They came from
Usually I write this off to lack of interest, a language barrier or inbox overload. But since 100% hadn’t confirmed, I decided to dig deeper.
To intrigue the unverified leads, I considered sending them a light and friendly email suggesting they visit my site or blog. While I almost never write to unverified leads [unless the name comes from a friend who needs a nudge], I felt like in this case I might reroute alternative readers.
Before I went into compose mode, I checked one last place – the verification email sent to them upon the first opt-in request. Shocking, absolutely shocking, is the only way to describe what I kept opening up. Slimy spam dripped on my screen, but where was it oozing from? How in the world did I send that?
I frantically emailed a quick support request. Then, picked up the phone and dialed AWeber’s toll-free number. How did those messages get in there? The spammers sent them to my opt-in email address? Good thing I waited on the friendly email, huh?

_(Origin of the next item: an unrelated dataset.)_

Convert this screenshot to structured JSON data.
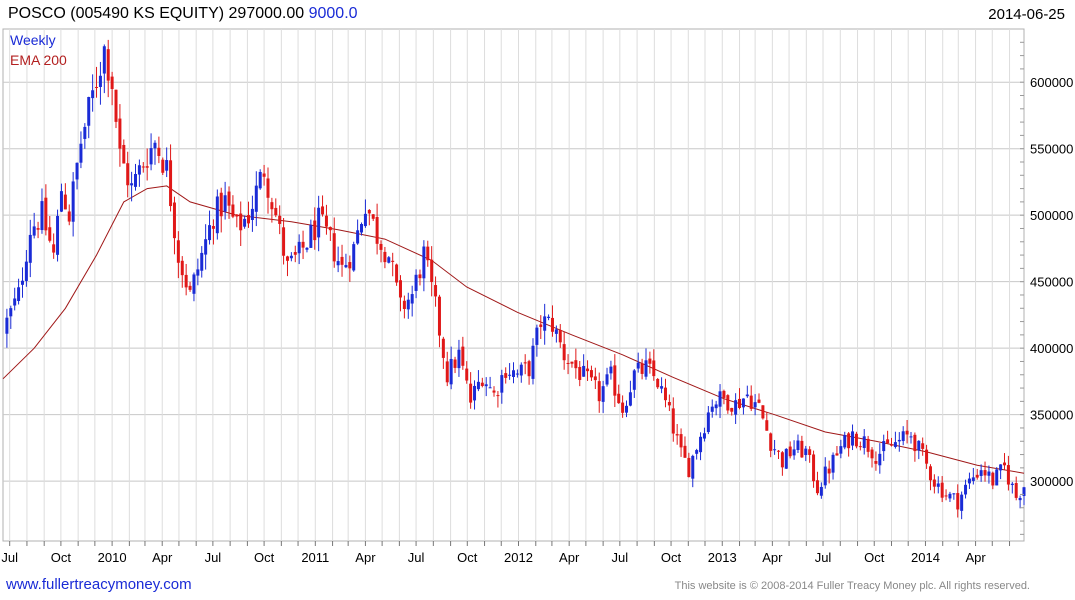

Turns out nothing stops spammers from sending you anything they want. The worst part? Your list report gets a bit bloated by names that never intend to get your bonus – or your newsletter. As my AWeber CSR told me, having a double opt-in insures that they’ll never make it on your list and their name will expire in 30 days. Okay, thanks for getting my hopes up that a new group found me. Now you know if an email address isn’t verified within a few days, it’s probably sent by an autospambot somewhere. Just don’t open the email they send you – unless you want to get slimed.